**Given data:**
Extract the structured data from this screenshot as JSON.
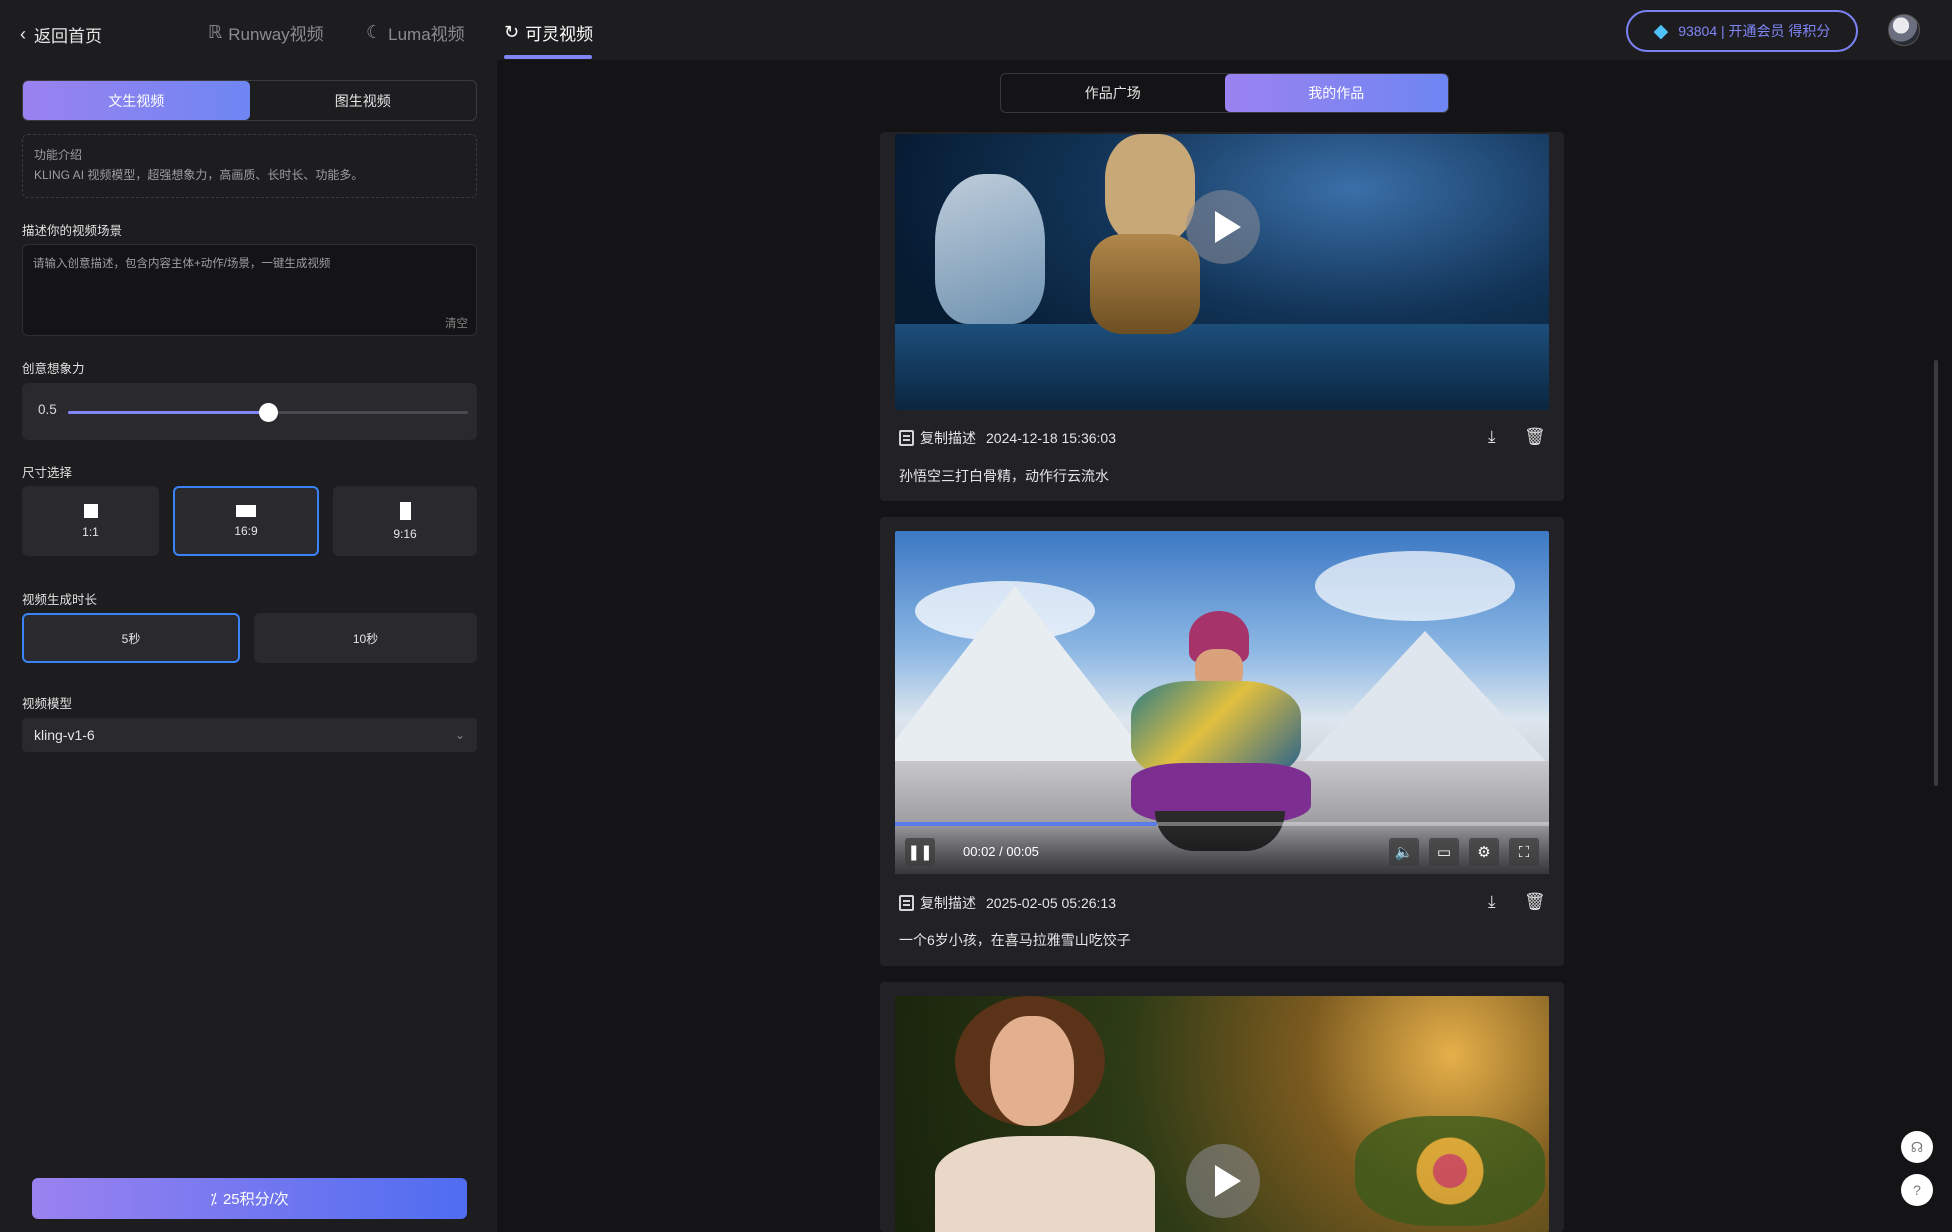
{
  "header": {
    "back_label": "返回首页",
    "tabs": [
      {
        "label": "Runway视频",
        "icon": "runway-icon"
      },
      {
        "label": "Luma视频",
        "icon": "luma-icon"
      },
      {
        "label": "可灵视频",
        "icon": "kling-icon",
        "active": true
      }
    ],
    "points_text": "93804 | 开通会员 得积分",
    "colors": {
      "accent": "#7f86f5",
      "selected_border": "#3b82f6"
    }
  },
  "sidebar": {
    "mode_tabs": [
      {
        "label": "文生视频",
        "active": true
      },
      {
        "label": "图生视频",
        "active": false
      }
    ],
    "intro_title": "功能介绍",
    "intro_text": "KLING AI 视频模型，超强想象力，高画质、长时长、功能多。",
    "prompt_label": "描述你的视频场景",
    "prompt_placeholder": "请输入创意描述，包含内容主体+动作/场景，一键生成视频",
    "clear_label": "清空",
    "creativity_label": "创意想象力",
    "creativity_value": "0.5",
    "creativity_fraction": 0.5,
    "size_label": "尺寸选择",
    "sizes": [
      {
        "label": "1:1",
        "selected": false
      },
      {
        "label": "16:9",
        "selected": true
      },
      {
        "label": "9:16",
        "selected": false
      }
    ],
    "duration_label": "视频生成时长",
    "durations": [
      {
        "label": "5秒",
        "selected": true
      },
      {
        "label": "10秒",
        "selected": false
      }
    ],
    "model_label": "视频模型",
    "model_value": "kling-v1-6",
    "generate_label": "25积分/次"
  },
  "main": {
    "tabs": [
      {
        "label": "作品广场",
        "active": false
      },
      {
        "label": "我的作品",
        "active": true
      }
    ],
    "works": [
      {
        "copy_label": "复制描述",
        "date": "2024-12-18 15:36:03",
        "description": "孙悟空三打白骨精，动作行云流水"
      },
      {
        "copy_label": "复制描述",
        "date": "2025-02-05 05:26:13",
        "description": "一个6岁小孩，在喜马拉雅雪山吃饺子",
        "player": {
          "time": "00:02 / 00:05",
          "progress_fraction": 0.4
        }
      },
      {
        "copy_label": "复制描述"
      }
    ]
  }
}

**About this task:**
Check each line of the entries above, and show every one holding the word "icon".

**Response area:**
        "icon": "runway-icon"
        "icon": "luma-icon"
        "icon": "kling-icon",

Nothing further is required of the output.